## Action item:
Give the listing again word for word, excluding the pictures it contains.

Start of Records for processing

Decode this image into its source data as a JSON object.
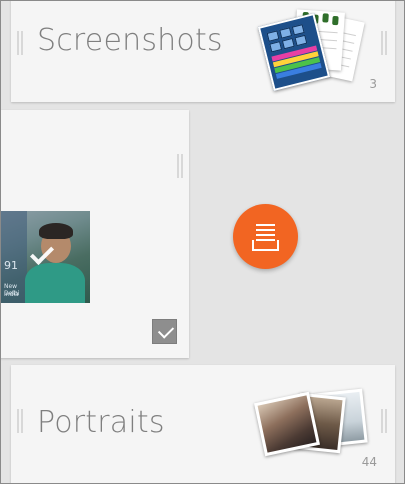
{
  "albums": [
    {
      "title": "Screenshots",
      "count": "3"
    },
    {
      "title": "Portraits",
      "count": "44"
    }
  ],
  "selected_photo": {
    "overlay_text_1": "91",
    "overlay_text_2": "New Delhi",
    "overlay_text_3": "India",
    "selected": true
  },
  "colors": {
    "accent": "#f26522",
    "card_background": "#f5f5f5",
    "page_background": "#e4e4e4",
    "title_text": "#7f7f7f"
  },
  "icons": {
    "fab": "stack-tray-icon",
    "selection": "checkmark-icon",
    "drag": "drag-handle-icon"
  }
}
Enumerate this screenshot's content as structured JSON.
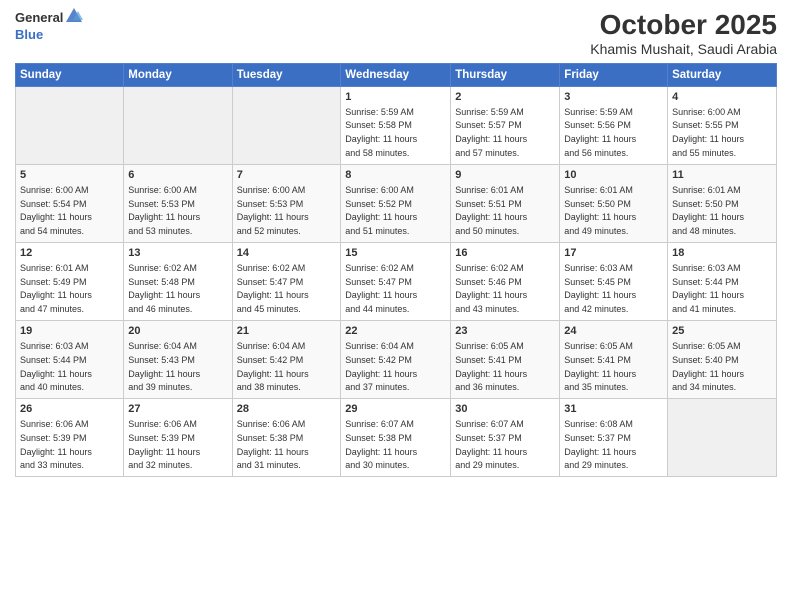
{
  "header": {
    "logo_general": "General",
    "logo_blue": "Blue",
    "month": "October 2025",
    "location": "Khamis Mushait, Saudi Arabia"
  },
  "days_of_week": [
    "Sunday",
    "Monday",
    "Tuesday",
    "Wednesday",
    "Thursday",
    "Friday",
    "Saturday"
  ],
  "weeks": [
    [
      {
        "day": "",
        "info": ""
      },
      {
        "day": "",
        "info": ""
      },
      {
        "day": "",
        "info": ""
      },
      {
        "day": "1",
        "info": "Sunrise: 5:59 AM\nSunset: 5:58 PM\nDaylight: 11 hours\nand 58 minutes."
      },
      {
        "day": "2",
        "info": "Sunrise: 5:59 AM\nSunset: 5:57 PM\nDaylight: 11 hours\nand 57 minutes."
      },
      {
        "day": "3",
        "info": "Sunrise: 5:59 AM\nSunset: 5:56 PM\nDaylight: 11 hours\nand 56 minutes."
      },
      {
        "day": "4",
        "info": "Sunrise: 6:00 AM\nSunset: 5:55 PM\nDaylight: 11 hours\nand 55 minutes."
      }
    ],
    [
      {
        "day": "5",
        "info": "Sunrise: 6:00 AM\nSunset: 5:54 PM\nDaylight: 11 hours\nand 54 minutes."
      },
      {
        "day": "6",
        "info": "Sunrise: 6:00 AM\nSunset: 5:53 PM\nDaylight: 11 hours\nand 53 minutes."
      },
      {
        "day": "7",
        "info": "Sunrise: 6:00 AM\nSunset: 5:53 PM\nDaylight: 11 hours\nand 52 minutes."
      },
      {
        "day": "8",
        "info": "Sunrise: 6:00 AM\nSunset: 5:52 PM\nDaylight: 11 hours\nand 51 minutes."
      },
      {
        "day": "9",
        "info": "Sunrise: 6:01 AM\nSunset: 5:51 PM\nDaylight: 11 hours\nand 50 minutes."
      },
      {
        "day": "10",
        "info": "Sunrise: 6:01 AM\nSunset: 5:50 PM\nDaylight: 11 hours\nand 49 minutes."
      },
      {
        "day": "11",
        "info": "Sunrise: 6:01 AM\nSunset: 5:50 PM\nDaylight: 11 hours\nand 48 minutes."
      }
    ],
    [
      {
        "day": "12",
        "info": "Sunrise: 6:01 AM\nSunset: 5:49 PM\nDaylight: 11 hours\nand 47 minutes."
      },
      {
        "day": "13",
        "info": "Sunrise: 6:02 AM\nSunset: 5:48 PM\nDaylight: 11 hours\nand 46 minutes."
      },
      {
        "day": "14",
        "info": "Sunrise: 6:02 AM\nSunset: 5:47 PM\nDaylight: 11 hours\nand 45 minutes."
      },
      {
        "day": "15",
        "info": "Sunrise: 6:02 AM\nSunset: 5:47 PM\nDaylight: 11 hours\nand 44 minutes."
      },
      {
        "day": "16",
        "info": "Sunrise: 6:02 AM\nSunset: 5:46 PM\nDaylight: 11 hours\nand 43 minutes."
      },
      {
        "day": "17",
        "info": "Sunrise: 6:03 AM\nSunset: 5:45 PM\nDaylight: 11 hours\nand 42 minutes."
      },
      {
        "day": "18",
        "info": "Sunrise: 6:03 AM\nSunset: 5:44 PM\nDaylight: 11 hours\nand 41 minutes."
      }
    ],
    [
      {
        "day": "19",
        "info": "Sunrise: 6:03 AM\nSunset: 5:44 PM\nDaylight: 11 hours\nand 40 minutes."
      },
      {
        "day": "20",
        "info": "Sunrise: 6:04 AM\nSunset: 5:43 PM\nDaylight: 11 hours\nand 39 minutes."
      },
      {
        "day": "21",
        "info": "Sunrise: 6:04 AM\nSunset: 5:42 PM\nDaylight: 11 hours\nand 38 minutes."
      },
      {
        "day": "22",
        "info": "Sunrise: 6:04 AM\nSunset: 5:42 PM\nDaylight: 11 hours\nand 37 minutes."
      },
      {
        "day": "23",
        "info": "Sunrise: 6:05 AM\nSunset: 5:41 PM\nDaylight: 11 hours\nand 36 minutes."
      },
      {
        "day": "24",
        "info": "Sunrise: 6:05 AM\nSunset: 5:41 PM\nDaylight: 11 hours\nand 35 minutes."
      },
      {
        "day": "25",
        "info": "Sunrise: 6:05 AM\nSunset: 5:40 PM\nDaylight: 11 hours\nand 34 minutes."
      }
    ],
    [
      {
        "day": "26",
        "info": "Sunrise: 6:06 AM\nSunset: 5:39 PM\nDaylight: 11 hours\nand 33 minutes."
      },
      {
        "day": "27",
        "info": "Sunrise: 6:06 AM\nSunset: 5:39 PM\nDaylight: 11 hours\nand 32 minutes."
      },
      {
        "day": "28",
        "info": "Sunrise: 6:06 AM\nSunset: 5:38 PM\nDaylight: 11 hours\nand 31 minutes."
      },
      {
        "day": "29",
        "info": "Sunrise: 6:07 AM\nSunset: 5:38 PM\nDaylight: 11 hours\nand 30 minutes."
      },
      {
        "day": "30",
        "info": "Sunrise: 6:07 AM\nSunset: 5:37 PM\nDaylight: 11 hours\nand 29 minutes."
      },
      {
        "day": "31",
        "info": "Sunrise: 6:08 AM\nSunset: 5:37 PM\nDaylight: 11 hours\nand 29 minutes."
      },
      {
        "day": "",
        "info": ""
      }
    ]
  ],
  "row_colors": [
    "white",
    "gray",
    "white",
    "gray",
    "white"
  ]
}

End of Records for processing

## Written answer:
Decode this image into its source data as a JSON object.
{
  "albums": [
    {
      "title": "Screenshots",
      "count": "3"
    },
    {
      "title": "Portraits",
      "count": "44"
    }
  ],
  "selected_photo": {
    "overlay_text_1": "91",
    "overlay_text_2": "New Delhi",
    "overlay_text_3": "India",
    "selected": true
  },
  "colors": {
    "accent": "#f26522",
    "card_background": "#f5f5f5",
    "page_background": "#e4e4e4",
    "title_text": "#7f7f7f"
  },
  "icons": {
    "fab": "stack-tray-icon",
    "selection": "checkmark-icon",
    "drag": "drag-handle-icon"
  }
}
Enumerate this screenshot's content as structured JSON.
{
  "header": {
    "logo_general": "General",
    "logo_blue": "Blue",
    "month": "October 2025",
    "location": "Khamis Mushait, Saudi Arabia"
  },
  "days_of_week": [
    "Sunday",
    "Monday",
    "Tuesday",
    "Wednesday",
    "Thursday",
    "Friday",
    "Saturday"
  ],
  "weeks": [
    [
      {
        "day": "",
        "info": ""
      },
      {
        "day": "",
        "info": ""
      },
      {
        "day": "",
        "info": ""
      },
      {
        "day": "1",
        "info": "Sunrise: 5:59 AM\nSunset: 5:58 PM\nDaylight: 11 hours\nand 58 minutes."
      },
      {
        "day": "2",
        "info": "Sunrise: 5:59 AM\nSunset: 5:57 PM\nDaylight: 11 hours\nand 57 minutes."
      },
      {
        "day": "3",
        "info": "Sunrise: 5:59 AM\nSunset: 5:56 PM\nDaylight: 11 hours\nand 56 minutes."
      },
      {
        "day": "4",
        "info": "Sunrise: 6:00 AM\nSunset: 5:55 PM\nDaylight: 11 hours\nand 55 minutes."
      }
    ],
    [
      {
        "day": "5",
        "info": "Sunrise: 6:00 AM\nSunset: 5:54 PM\nDaylight: 11 hours\nand 54 minutes."
      },
      {
        "day": "6",
        "info": "Sunrise: 6:00 AM\nSunset: 5:53 PM\nDaylight: 11 hours\nand 53 minutes."
      },
      {
        "day": "7",
        "info": "Sunrise: 6:00 AM\nSunset: 5:53 PM\nDaylight: 11 hours\nand 52 minutes."
      },
      {
        "day": "8",
        "info": "Sunrise: 6:00 AM\nSunset: 5:52 PM\nDaylight: 11 hours\nand 51 minutes."
      },
      {
        "day": "9",
        "info": "Sunrise: 6:01 AM\nSunset: 5:51 PM\nDaylight: 11 hours\nand 50 minutes."
      },
      {
        "day": "10",
        "info": "Sunrise: 6:01 AM\nSunset: 5:50 PM\nDaylight: 11 hours\nand 49 minutes."
      },
      {
        "day": "11",
        "info": "Sunrise: 6:01 AM\nSunset: 5:50 PM\nDaylight: 11 hours\nand 48 minutes."
      }
    ],
    [
      {
        "day": "12",
        "info": "Sunrise: 6:01 AM\nSunset: 5:49 PM\nDaylight: 11 hours\nand 47 minutes."
      },
      {
        "day": "13",
        "info": "Sunrise: 6:02 AM\nSunset: 5:48 PM\nDaylight: 11 hours\nand 46 minutes."
      },
      {
        "day": "14",
        "info": "Sunrise: 6:02 AM\nSunset: 5:47 PM\nDaylight: 11 hours\nand 45 minutes."
      },
      {
        "day": "15",
        "info": "Sunrise: 6:02 AM\nSunset: 5:47 PM\nDaylight: 11 hours\nand 44 minutes."
      },
      {
        "day": "16",
        "info": "Sunrise: 6:02 AM\nSunset: 5:46 PM\nDaylight: 11 hours\nand 43 minutes."
      },
      {
        "day": "17",
        "info": "Sunrise: 6:03 AM\nSunset: 5:45 PM\nDaylight: 11 hours\nand 42 minutes."
      },
      {
        "day": "18",
        "info": "Sunrise: 6:03 AM\nSunset: 5:44 PM\nDaylight: 11 hours\nand 41 minutes."
      }
    ],
    [
      {
        "day": "19",
        "info": "Sunrise: 6:03 AM\nSunset: 5:44 PM\nDaylight: 11 hours\nand 40 minutes."
      },
      {
        "day": "20",
        "info": "Sunrise: 6:04 AM\nSunset: 5:43 PM\nDaylight: 11 hours\nand 39 minutes."
      },
      {
        "day": "21",
        "info": "Sunrise: 6:04 AM\nSunset: 5:42 PM\nDaylight: 11 hours\nand 38 minutes."
      },
      {
        "day": "22",
        "info": "Sunrise: 6:04 AM\nSunset: 5:42 PM\nDaylight: 11 hours\nand 37 minutes."
      },
      {
        "day": "23",
        "info": "Sunrise: 6:05 AM\nSunset: 5:41 PM\nDaylight: 11 hours\nand 36 minutes."
      },
      {
        "day": "24",
        "info": "Sunrise: 6:05 AM\nSunset: 5:41 PM\nDaylight: 11 hours\nand 35 minutes."
      },
      {
        "day": "25",
        "info": "Sunrise: 6:05 AM\nSunset: 5:40 PM\nDaylight: 11 hours\nand 34 minutes."
      }
    ],
    [
      {
        "day": "26",
        "info": "Sunrise: 6:06 AM\nSunset: 5:39 PM\nDaylight: 11 hours\nand 33 minutes."
      },
      {
        "day": "27",
        "info": "Sunrise: 6:06 AM\nSunset: 5:39 PM\nDaylight: 11 hours\nand 32 minutes."
      },
      {
        "day": "28",
        "info": "Sunrise: 6:06 AM\nSunset: 5:38 PM\nDaylight: 11 hours\nand 31 minutes."
      },
      {
        "day": "29",
        "info": "Sunrise: 6:07 AM\nSunset: 5:38 PM\nDaylight: 11 hours\nand 30 minutes."
      },
      {
        "day": "30",
        "info": "Sunrise: 6:07 AM\nSunset: 5:37 PM\nDaylight: 11 hours\nand 29 minutes."
      },
      {
        "day": "31",
        "info": "Sunrise: 6:08 AM\nSunset: 5:37 PM\nDaylight: 11 hours\nand 29 minutes."
      },
      {
        "day": "",
        "info": ""
      }
    ]
  ],
  "row_colors": [
    "white",
    "gray",
    "white",
    "gray",
    "white"
  ]
}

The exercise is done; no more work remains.